»»

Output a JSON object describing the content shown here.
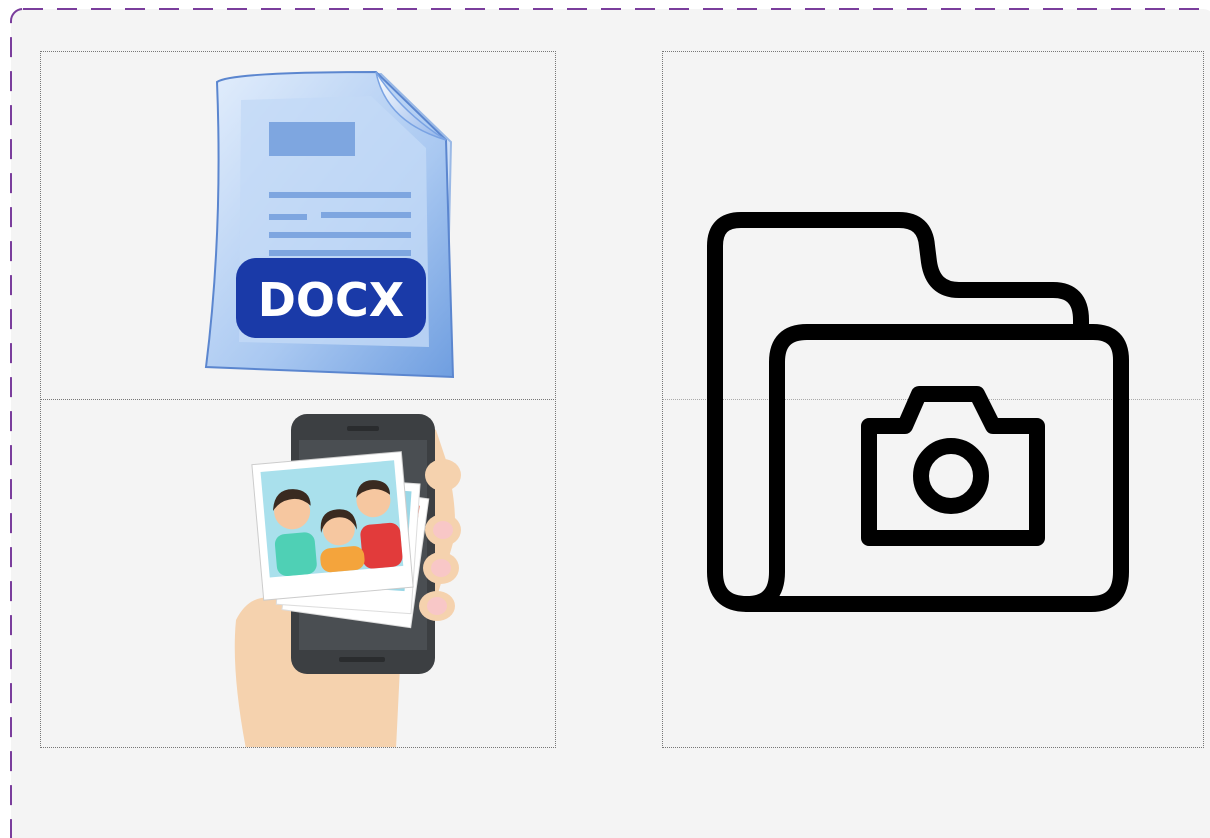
{
  "canvas": {
    "items": [
      {
        "name": "docx-file-image",
        "label": "DOCX"
      },
      {
        "name": "phone-photos-image"
      },
      {
        "name": "folder-camera-icon"
      }
    ]
  },
  "colors": {
    "border_accent": "#7a3d9c",
    "background": "#f4f4f4",
    "docx_badge": "#1a3aa8",
    "docx_page": "#b8d4f5"
  }
}
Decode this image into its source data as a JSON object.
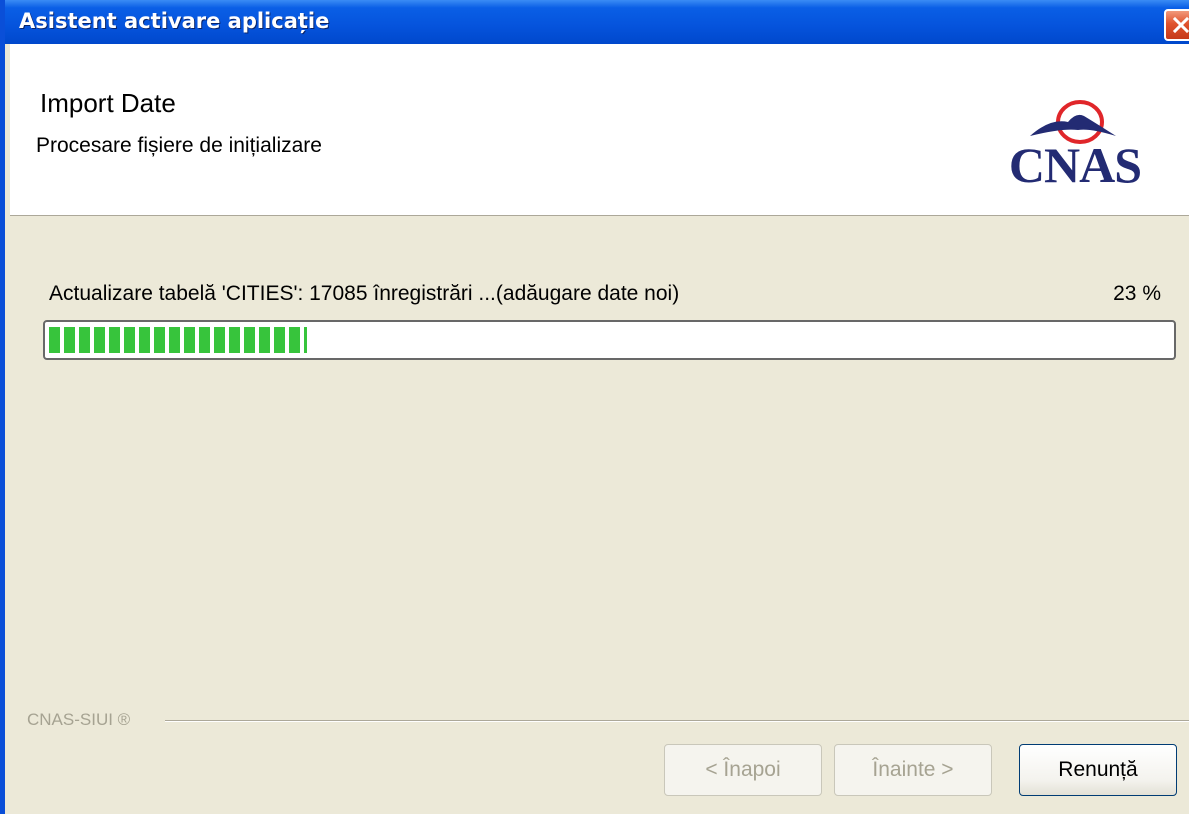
{
  "window": {
    "title": "Asistent activare aplicație"
  },
  "header": {
    "title": "Import Date",
    "subtitle": "Procesare fișiere de inițializare",
    "logo_text": "CNAS"
  },
  "progress": {
    "status": "Actualizare tabelă 'CITIES': 17085 înregistrări ...(adăugare date noi)",
    "percent_label": "23 %",
    "value": 0.23
  },
  "footer": {
    "brand": "CNAS-SIUI ®",
    "back_label": "< Înapoi",
    "next_label": "Înainte >",
    "cancel_label": "Renunță"
  },
  "colors": {
    "titlebar": "#0553dc",
    "progress_fill": "#37c43c",
    "logo": "#232b73"
  }
}
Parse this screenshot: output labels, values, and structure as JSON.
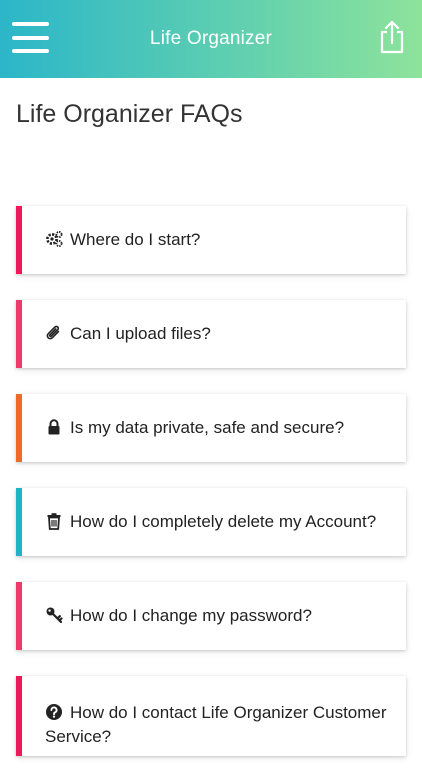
{
  "header": {
    "title": "Life Organizer"
  },
  "page": {
    "title": "Life Organizer FAQs"
  },
  "faqs": [
    {
      "question": "Where do I start?",
      "icon": "gears-icon",
      "accent": "#f2165a"
    },
    {
      "question": "Can I upload files?",
      "icon": "paperclip-icon",
      "accent": "#ec3a6a"
    },
    {
      "question": "Is my data private, safe and secure?",
      "icon": "lock-icon",
      "accent": "#ef6a25"
    },
    {
      "question": "How do I completely delete my Account?",
      "icon": "trash-icon",
      "accent": "#1fb2c9"
    },
    {
      "question": "How do I change my password?",
      "icon": "key-icon",
      "accent": "#ec3a6a"
    },
    {
      "question": "How do I contact Life Organizer Customer Service?",
      "icon": "question-circle-icon",
      "accent": "#f2165a"
    }
  ],
  "colors": {
    "header_gradient_start": "#2bb6c9",
    "header_gradient_end": "#8ee39b"
  }
}
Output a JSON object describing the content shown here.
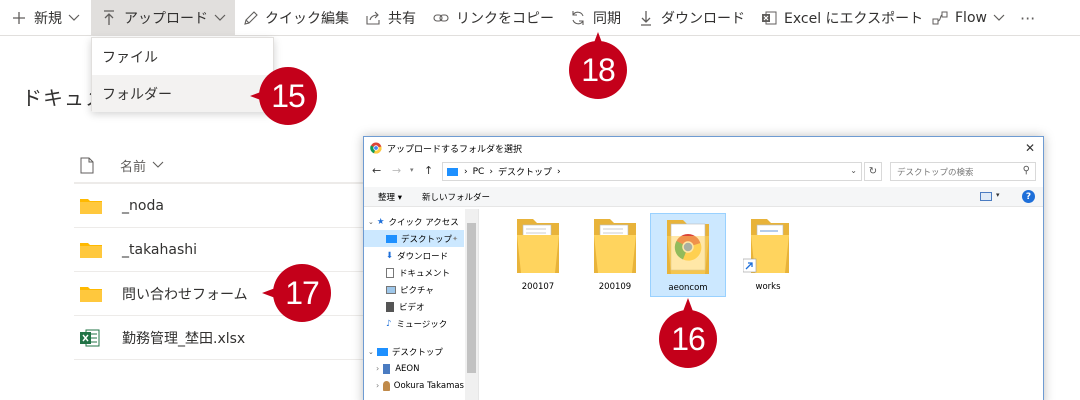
{
  "command_bar": {
    "new_label": "新規",
    "upload_label": "アップロード",
    "quick_edit_label": "クイック編集",
    "share_label": "共有",
    "copy_link_label": "リンクをコピー",
    "sync_label": "同期",
    "download_label": "ダウンロード",
    "export_excel_label": "Excel にエクスポート",
    "flow_label": "Flow",
    "more_label": "···"
  },
  "upload_menu": {
    "items": [
      {
        "label": "ファイル"
      },
      {
        "label": "フォルダー"
      }
    ]
  },
  "library": {
    "title": "ドキュメ",
    "name_column": "名前",
    "items": [
      {
        "name": "_noda",
        "type": "folder"
      },
      {
        "name": "_takahashi",
        "type": "folder"
      },
      {
        "name": "問い合わせフォーム",
        "type": "folder"
      },
      {
        "name": "勤務管理_埜田.xlsx",
        "type": "excel"
      }
    ]
  },
  "badges": {
    "b15": "15",
    "b16": "16",
    "b17": "17",
    "b18": "18"
  },
  "dialog": {
    "title": "アップロードするフォルダを選択",
    "address": {
      "segments": [
        "PC",
        "デスクトップ"
      ]
    },
    "search_placeholder": "デスクトップの検索",
    "toolbar": {
      "organize_label": "整理 ▾",
      "new_folder_label": "新しいフォルダー"
    },
    "nav": {
      "quick_access": "クイック アクセス",
      "desktop": "デスクトップ",
      "downloads": "ダウンロード",
      "documents": "ドキュメント",
      "pictures": "ピクチャ",
      "videos": "ビデオ",
      "music": "ミュージック",
      "desktop_root": "デスクトップ",
      "aeon": "AEON",
      "user": "Ookura Takamas"
    },
    "folders": [
      {
        "name": "200107"
      },
      {
        "name": "200109"
      },
      {
        "name": "aeoncom"
      },
      {
        "name": "works"
      }
    ]
  },
  "colors": {
    "badge": "#c4001a",
    "folder": "#ffb900",
    "excel": "#217346",
    "selection": "#cce8ff"
  }
}
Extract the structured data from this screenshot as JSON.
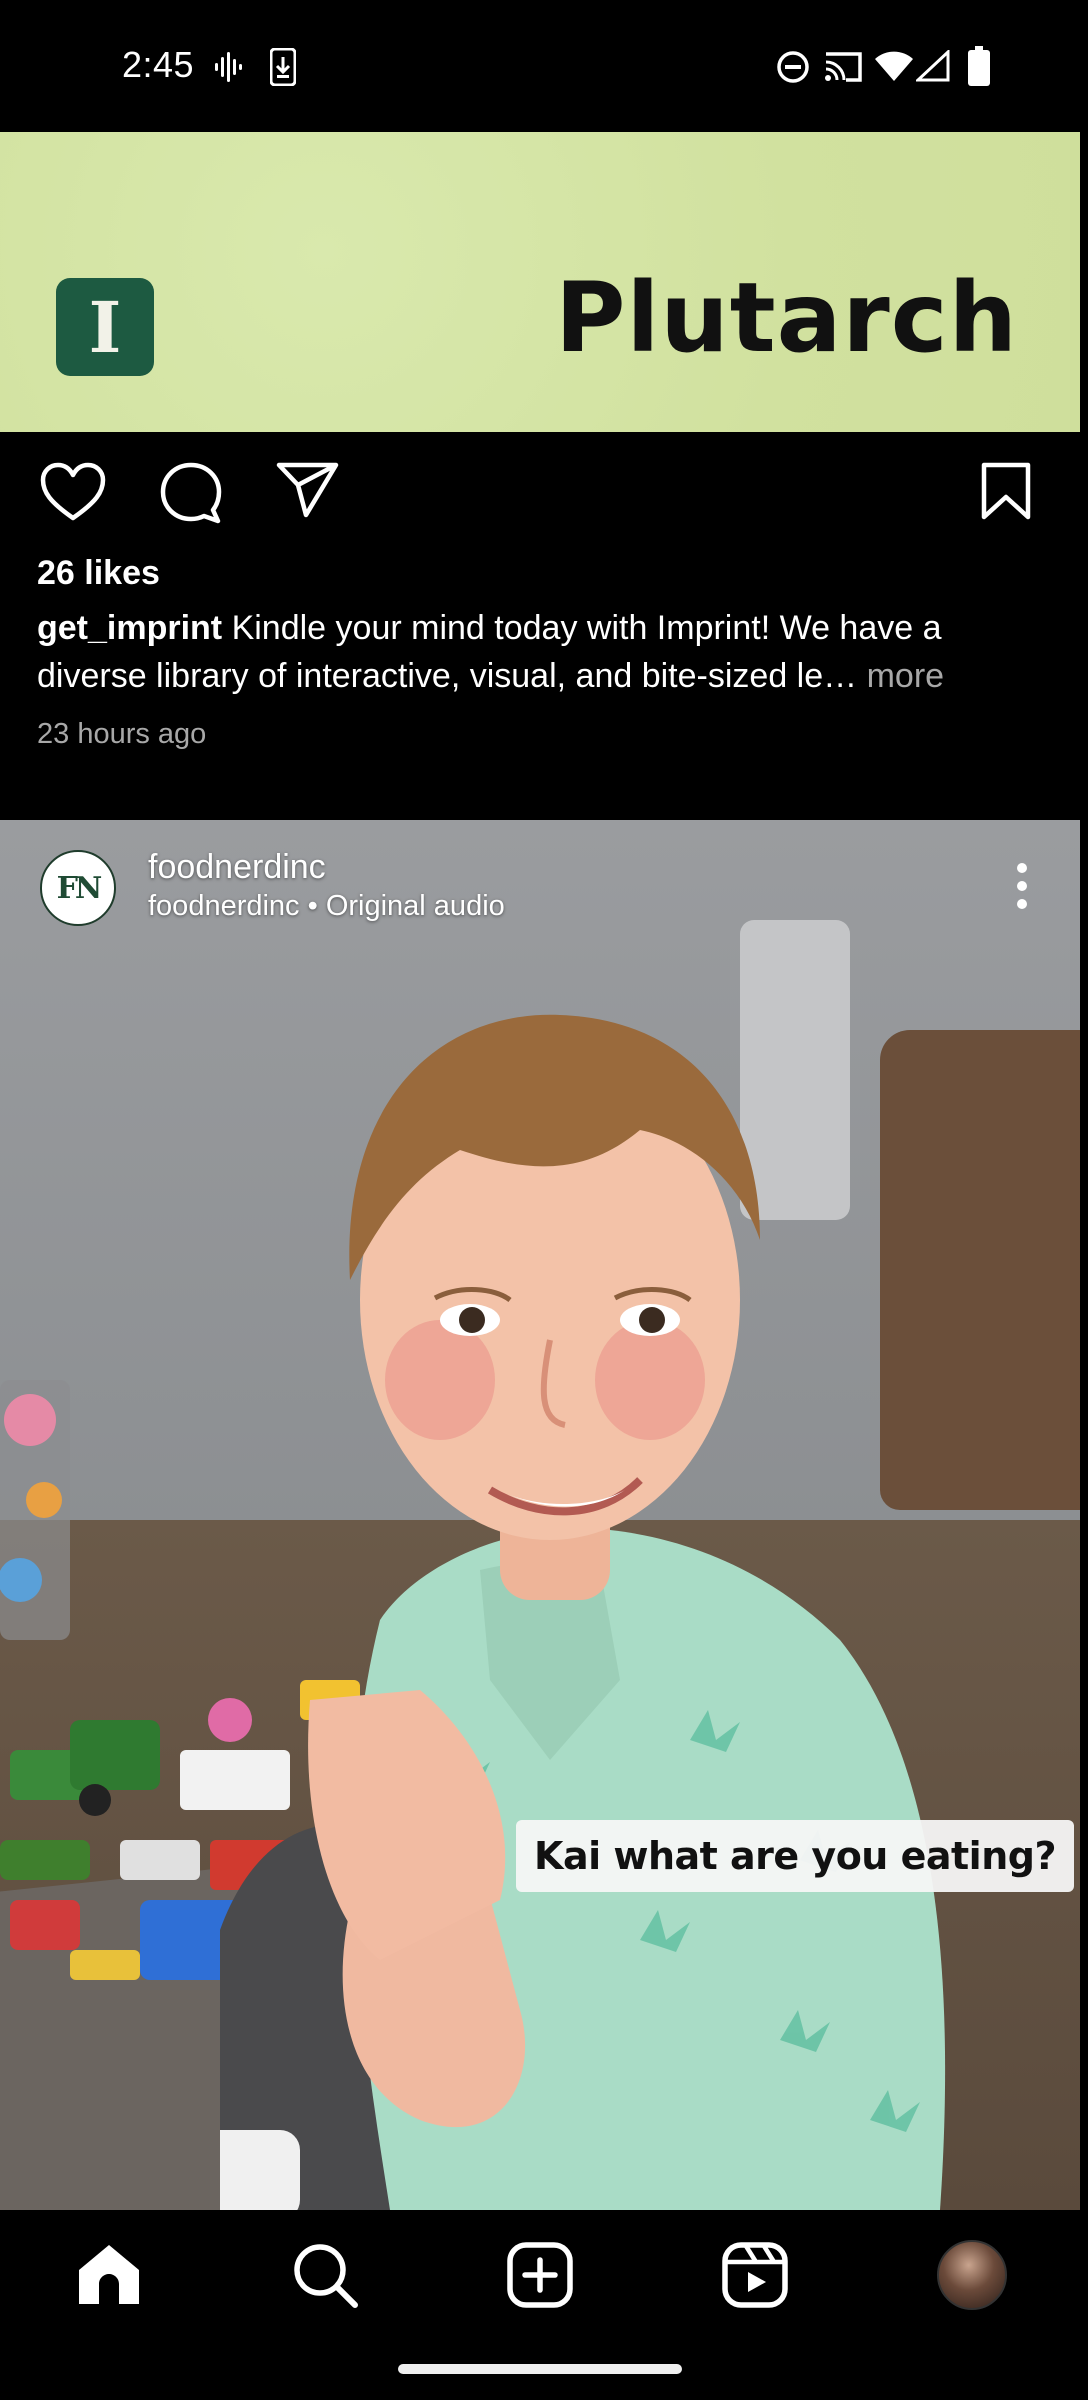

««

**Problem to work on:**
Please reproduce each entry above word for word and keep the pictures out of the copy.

**Response area:**
Output a JSON object describing the content shown here.
{
  "canvas": {
    "items": [
      {
        "name": "docx-file-image",
        "label": "DOCX"
      },
      {
        "name": "phone-photos-image"
      },
      {
        "name": "folder-camera-icon"
      }
    ]
  },
  "colors": {
    "border_accent": "#7a3d9c",
    "background": "#f4f4f4",
    "docx_badge": "#1a3aa8",
    "docx_page": "#b8d4f5"
  }
}
Decode this image into its source data as a JSON object.
{
  "window": {
    "title": "Asistent activare aplicație"
  },
  "header": {
    "title": "Import Date",
    "subtitle": "Procesare fișiere de inițializare",
    "logo_text": "CNAS"
  },
  "progress": {
    "status": "Actualizare tabelă 'CITIES': 17085 înregistrări ...(adăugare date noi)",
    "percent_label": "23 %",
    "value": 0.23
  },
  "footer": {
    "brand": "CNAS-SIUI ®",
    "back_label": "< Înapoi",
    "next_label": "Înainte >",
    "cancel_label": "Renunță"
  },
  "colors": {
    "titlebar": "#0553dc",
    "progress_fill": "#37c43c",
    "logo": "#232b73"
  }
}
Parse this screenshot: output labels, values, and structure as JSON.
{
  "header": {
    "title": "Life Organizer"
  },
  "page": {
    "title": "Life Organizer FAQs"
  },
  "faqs": [
    {
      "question": "Where do I start?",
      "icon": "gears-icon",
      "accent": "#f2165a"
    },
    {
      "question": "Can I upload files?",
      "icon": "paperclip-icon",
      "accent": "#ec3a6a"
    },
    {
      "question": "Is my data private, safe and secure?",
      "icon": "lock-icon",
      "accent": "#ef6a25"
    },
    {
      "question": "How do I completely delete my Account?",
      "icon": "trash-icon",
      "accent": "#1fb2c9"
    },
    {
      "question": "How do I change my password?",
      "icon": "key-icon",
      "accent": "#ec3a6a"
    },
    {
      "question": "How do I contact Life Organizer Customer Service?",
      "icon": "question-circle-icon",
      "accent": "#f2165a"
    }
  ],
  "colors": {
    "header_gradient_start": "#2bb6c9",
    "header_gradient_end": "#8ee39b"
  }
}
Output a JSON object describing the content shown here.
{
  "command_bar": {
    "new_label": "新規",
    "upload_label": "アップロード",
    "quick_edit_label": "クイック編集",
    "share_label": "共有",
    "copy_link_label": "リンクをコピー",
    "sync_label": "同期",
    "download_label": "ダウンロード",
    "export_excel_label": "Excel にエクスポート",
    "flow_label": "Flow",
    "more_label": "···"
  },
  "upload_menu": {
    "items": [
      {
        "label": "ファイル"
      },
      {
        "label": "フォルダー"
      }
    ]
  },
  "library": {
    "title": "ドキュメ",
    "name_column": "名前",
    "items": [
      {
        "name": "_noda",
        "type": "folder"
      },
      {
        "name": "_takahashi",
        "type": "folder"
      },
      {
        "name": "問い合わせフォーム",
        "type": "folder"
      },
      {
        "name": "勤務管理_埜田.xlsx",
        "type": "excel"
      }
    ]
  },
  "badges": {
    "b15": "15",
    "b16": "16",
    "b17": "17",
    "b18": "18"
  },
  "dialog": {
    "title": "アップロードするフォルダを選択",
    "address": {
      "segments": [
        "PC",
        "デスクトップ"
      ]
    },
    "search_placeholder": "デスクトップの検索",
    "toolbar": {
      "organize_label": "整理 ▾",
      "new_folder_label": "新しいフォルダー"
    },
    "nav": {
      "quick_access": "クイック アクセス",
      "desktop": "デスクトップ",
      "downloads": "ダウンロード",
      "documents": "ドキュメント",
      "pictures": "ピクチャ",
      "videos": "ビデオ",
      "music": "ミュージック",
      "desktop_root": "デスクトップ",
      "aeon": "AEON",
      "user": "Ookura Takamas"
    },
    "folders": [
      {
        "name": "200107"
      },
      {
        "name": "200109"
      },
      {
        "name": "aeoncom"
      },
      {
        "name": "works"
      }
    ]
  },
  "colors": {
    "badge": "#c4001a",
    "folder": "#ffb900",
    "excel": "#217346",
    "selection": "#cce8ff"
  }
}
Extract the structured data from this screenshot as JSON.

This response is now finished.